REQUIRED ACTION:
Set down all of the lines below exactly as they are given.

*** Opening of DATA FOR PROCESSING ***

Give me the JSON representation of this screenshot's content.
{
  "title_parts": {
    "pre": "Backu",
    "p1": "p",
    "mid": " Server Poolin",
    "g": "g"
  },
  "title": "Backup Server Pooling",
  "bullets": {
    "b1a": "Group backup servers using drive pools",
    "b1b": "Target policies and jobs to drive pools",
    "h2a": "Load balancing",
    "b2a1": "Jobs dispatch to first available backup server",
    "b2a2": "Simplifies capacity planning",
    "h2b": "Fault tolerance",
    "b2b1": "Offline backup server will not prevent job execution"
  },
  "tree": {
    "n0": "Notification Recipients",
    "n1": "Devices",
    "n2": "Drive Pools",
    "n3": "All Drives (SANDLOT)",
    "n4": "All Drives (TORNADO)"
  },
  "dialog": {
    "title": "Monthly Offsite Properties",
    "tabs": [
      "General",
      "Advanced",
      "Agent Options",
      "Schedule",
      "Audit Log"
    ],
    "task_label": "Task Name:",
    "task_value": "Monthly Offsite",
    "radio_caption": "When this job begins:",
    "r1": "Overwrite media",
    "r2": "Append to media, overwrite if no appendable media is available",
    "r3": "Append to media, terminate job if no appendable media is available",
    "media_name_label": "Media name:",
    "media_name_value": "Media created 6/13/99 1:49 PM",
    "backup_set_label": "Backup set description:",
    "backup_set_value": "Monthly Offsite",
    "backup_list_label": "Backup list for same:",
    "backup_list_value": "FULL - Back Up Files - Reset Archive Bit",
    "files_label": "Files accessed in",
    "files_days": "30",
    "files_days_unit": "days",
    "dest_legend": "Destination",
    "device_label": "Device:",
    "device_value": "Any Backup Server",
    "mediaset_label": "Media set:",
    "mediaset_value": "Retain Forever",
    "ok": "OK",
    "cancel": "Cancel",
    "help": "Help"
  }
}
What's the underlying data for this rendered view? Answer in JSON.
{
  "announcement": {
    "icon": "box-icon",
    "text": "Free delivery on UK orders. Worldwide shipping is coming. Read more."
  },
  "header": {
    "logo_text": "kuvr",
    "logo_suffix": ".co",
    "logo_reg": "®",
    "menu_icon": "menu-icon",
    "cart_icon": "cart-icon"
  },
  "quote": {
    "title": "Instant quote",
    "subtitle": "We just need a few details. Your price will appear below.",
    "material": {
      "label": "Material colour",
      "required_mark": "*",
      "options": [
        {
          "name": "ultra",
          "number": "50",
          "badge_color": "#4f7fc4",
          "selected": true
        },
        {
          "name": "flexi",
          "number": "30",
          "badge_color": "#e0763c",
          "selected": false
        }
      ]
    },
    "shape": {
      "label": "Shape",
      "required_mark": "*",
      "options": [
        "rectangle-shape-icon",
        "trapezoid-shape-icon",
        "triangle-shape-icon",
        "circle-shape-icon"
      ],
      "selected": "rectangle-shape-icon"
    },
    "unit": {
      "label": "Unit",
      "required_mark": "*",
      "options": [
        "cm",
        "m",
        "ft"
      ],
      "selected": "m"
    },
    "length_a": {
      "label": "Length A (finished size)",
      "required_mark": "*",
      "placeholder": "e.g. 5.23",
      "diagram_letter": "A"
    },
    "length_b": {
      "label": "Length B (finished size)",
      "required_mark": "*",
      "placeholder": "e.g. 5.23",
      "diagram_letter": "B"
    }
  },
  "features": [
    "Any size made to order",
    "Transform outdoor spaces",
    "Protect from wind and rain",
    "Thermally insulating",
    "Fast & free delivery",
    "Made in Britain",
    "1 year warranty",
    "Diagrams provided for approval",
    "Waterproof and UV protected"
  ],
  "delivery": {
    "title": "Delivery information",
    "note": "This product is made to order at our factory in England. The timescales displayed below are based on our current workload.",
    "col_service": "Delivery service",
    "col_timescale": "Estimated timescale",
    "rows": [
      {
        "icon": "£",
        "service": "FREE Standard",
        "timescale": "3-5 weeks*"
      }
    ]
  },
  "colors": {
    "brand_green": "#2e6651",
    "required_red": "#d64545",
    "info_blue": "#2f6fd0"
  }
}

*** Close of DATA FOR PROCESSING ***

WORKED SOLUTION:
Give me the JSON representation of this screenshot's content.
{
  "title_parts": {
    "pre": "Backu",
    "p1": "p",
    "mid": " Server Poolin",
    "g": "g"
  },
  "title": "Backup Server Pooling",
  "bullets": {
    "b1a": "Group backup servers using drive pools",
    "b1b": "Target policies and jobs to drive pools",
    "h2a": "Load balancing",
    "b2a1": "Jobs dispatch to first available backup server",
    "b2a2": "Simplifies capacity planning",
    "h2b": "Fault tolerance",
    "b2b1": "Offline backup server will not prevent job execution"
  },
  "tree": {
    "n0": "Notification Recipients",
    "n1": "Devices",
    "n2": "Drive Pools",
    "n3": "All Drives (SANDLOT)",
    "n4": "All Drives (TORNADO)"
  },
  "dialog": {
    "title": "Monthly Offsite Properties",
    "tabs": [
      "General",
      "Advanced",
      "Agent Options",
      "Schedule",
      "Audit Log"
    ],
    "task_label": "Task Name:",
    "task_value": "Monthly Offsite",
    "radio_caption": "When this job begins:",
    "r1": "Overwrite media",
    "r2": "Append to media, overwrite if no appendable media is available",
    "r3": "Append to media, terminate job if no appendable media is available",
    "media_name_label": "Media name:",
    "media_name_value": "Media created 6/13/99 1:49 PM",
    "backup_set_label": "Backup set description:",
    "backup_set_value": "Monthly Offsite",
    "backup_list_label": "Backup list for same:",
    "backup_list_value": "FULL - Back Up Files - Reset Archive Bit",
    "files_label": "Files accessed in",
    "files_days": "30",
    "files_days_unit": "days",
    "dest_legend": "Destination",
    "device_label": "Device:",
    "device_value": "Any Backup Server",
    "mediaset_label": "Media set:",
    "mediaset_value": "Retain Forever",
    "ok": "OK",
    "cancel": "Cancel",
    "help": "Help"
  }
}
What's the underlying data for this rendered view? Answer in JSON.
{
  "announcement": {
    "icon": "box-icon",
    "text": "Free delivery on UK orders. Worldwide shipping is coming. Read more."
  },
  "header": {
    "logo_text": "kuvr",
    "logo_suffix": ".co",
    "logo_reg": "®",
    "menu_icon": "menu-icon",
    "cart_icon": "cart-icon"
  },
  "quote": {
    "title": "Instant quote",
    "subtitle": "We just need a few details. Your price will appear below.",
    "material": {
      "label": "Material colour",
      "required_mark": "*",
      "options": [
        {
          "name": "ultra",
          "number": "50",
          "badge_color": "#4f7fc4",
          "selected": true
        },
        {
          "name": "flexi",
          "number": "30",
          "badge_color": "#e0763c",
          "selected": false
        }
      ]
    },
    "shape": {
      "label": "Shape",
      "required_mark": "*",
      "options": [
        "rectangle-shape-icon",
        "trapezoid-shape-icon",
        "triangle-shape-icon",
        "circle-shape-icon"
      ],
      "selected": "rectangle-shape-icon"
    },
    "unit": {
      "label": "Unit",
      "required_mark": "*",
      "options": [
        "cm",
        "m",
        "ft"
      ],
      "selected": "m"
    },
    "length_a": {
      "label": "Length A (finished size)",
      "required_mark": "*",
      "placeholder": "e.g. 5.23",
      "diagram_letter": "A"
    },
    "length_b": {
      "label": "Length B (finished size)",
      "required_mark": "*",
      "placeholder": "e.g. 5.23",
      "diagram_letter": "B"
    }
  },
  "features": [
    "Any size made to order",
    "Transform outdoor spaces",
    "Protect from wind and rain",
    "Thermally insulating",
    "Fast & free delivery",
    "Made in Britain",
    "1 year warranty",
    "Diagrams provided for approval",
    "Waterproof and UV protected"
  ],
  "delivery": {
    "title": "Delivery information",
    "note": "This product is made to order at our factory in England. The timescales displayed below are based on our current workload.",
    "col_service": "Delivery service",
    "col_timescale": "Estimated timescale",
    "rows": [
      {
        "icon": "£",
        "service": "FREE Standard",
        "timescale": "3-5 weeks*"
      }
    ]
  },
  "colors": {
    "brand_green": "#2e6651",
    "required_red": "#d64545",
    "info_blue": "#2f6fd0"
  }
}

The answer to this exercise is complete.